• [Exercise] For each line below that holds the word "photo", make a copy.

[Opening The records section]

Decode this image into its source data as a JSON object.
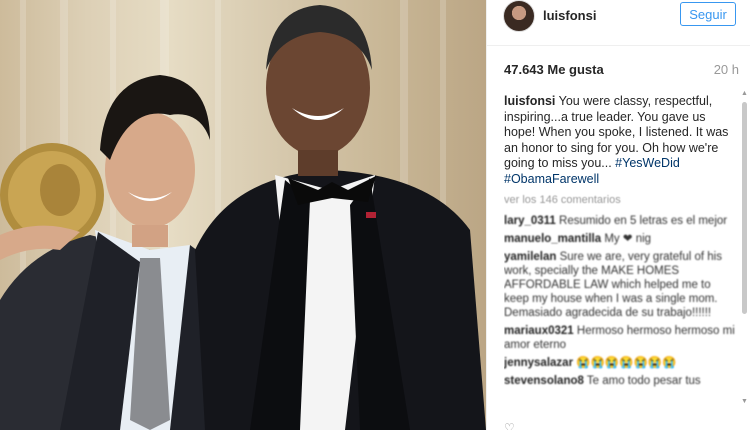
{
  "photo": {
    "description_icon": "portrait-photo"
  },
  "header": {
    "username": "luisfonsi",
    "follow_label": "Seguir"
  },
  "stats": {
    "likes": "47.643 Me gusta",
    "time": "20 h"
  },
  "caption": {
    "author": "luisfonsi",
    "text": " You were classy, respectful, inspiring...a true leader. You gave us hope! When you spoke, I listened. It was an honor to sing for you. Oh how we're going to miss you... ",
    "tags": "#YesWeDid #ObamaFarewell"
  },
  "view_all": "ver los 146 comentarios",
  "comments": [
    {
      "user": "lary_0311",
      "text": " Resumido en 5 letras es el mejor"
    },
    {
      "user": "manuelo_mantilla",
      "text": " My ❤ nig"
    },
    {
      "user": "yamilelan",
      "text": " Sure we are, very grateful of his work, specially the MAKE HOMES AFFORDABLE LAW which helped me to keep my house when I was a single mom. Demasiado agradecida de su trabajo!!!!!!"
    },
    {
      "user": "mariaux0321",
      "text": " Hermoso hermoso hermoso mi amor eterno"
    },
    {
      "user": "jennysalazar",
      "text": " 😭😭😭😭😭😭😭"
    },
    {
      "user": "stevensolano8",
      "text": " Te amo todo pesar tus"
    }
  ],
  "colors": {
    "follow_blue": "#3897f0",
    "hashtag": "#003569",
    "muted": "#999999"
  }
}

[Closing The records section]
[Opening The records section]

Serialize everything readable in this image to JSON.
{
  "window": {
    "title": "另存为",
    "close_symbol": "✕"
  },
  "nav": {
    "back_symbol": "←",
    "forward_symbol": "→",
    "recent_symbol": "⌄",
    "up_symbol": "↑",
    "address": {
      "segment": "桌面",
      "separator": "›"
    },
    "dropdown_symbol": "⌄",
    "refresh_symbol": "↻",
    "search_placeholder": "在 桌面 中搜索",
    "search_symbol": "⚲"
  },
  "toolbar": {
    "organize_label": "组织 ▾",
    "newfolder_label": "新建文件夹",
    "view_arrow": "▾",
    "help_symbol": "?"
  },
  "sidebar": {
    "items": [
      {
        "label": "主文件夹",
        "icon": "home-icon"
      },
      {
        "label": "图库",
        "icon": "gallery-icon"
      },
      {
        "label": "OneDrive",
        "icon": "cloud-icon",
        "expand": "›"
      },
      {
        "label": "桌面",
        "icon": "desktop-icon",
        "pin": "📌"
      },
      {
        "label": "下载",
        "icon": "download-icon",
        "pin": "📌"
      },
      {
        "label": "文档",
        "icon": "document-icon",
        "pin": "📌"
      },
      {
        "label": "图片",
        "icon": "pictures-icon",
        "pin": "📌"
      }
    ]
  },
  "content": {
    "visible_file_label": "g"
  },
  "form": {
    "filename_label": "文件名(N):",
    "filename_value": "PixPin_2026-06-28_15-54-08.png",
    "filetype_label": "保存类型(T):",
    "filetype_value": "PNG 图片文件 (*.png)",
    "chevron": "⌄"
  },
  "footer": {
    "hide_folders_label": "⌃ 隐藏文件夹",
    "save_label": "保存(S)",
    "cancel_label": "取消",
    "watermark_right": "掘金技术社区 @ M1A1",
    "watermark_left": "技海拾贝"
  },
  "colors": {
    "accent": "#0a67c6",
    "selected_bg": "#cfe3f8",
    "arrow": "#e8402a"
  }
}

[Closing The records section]

• [Answer below]
  "photo": {
    "description_icon": "portrait-photo"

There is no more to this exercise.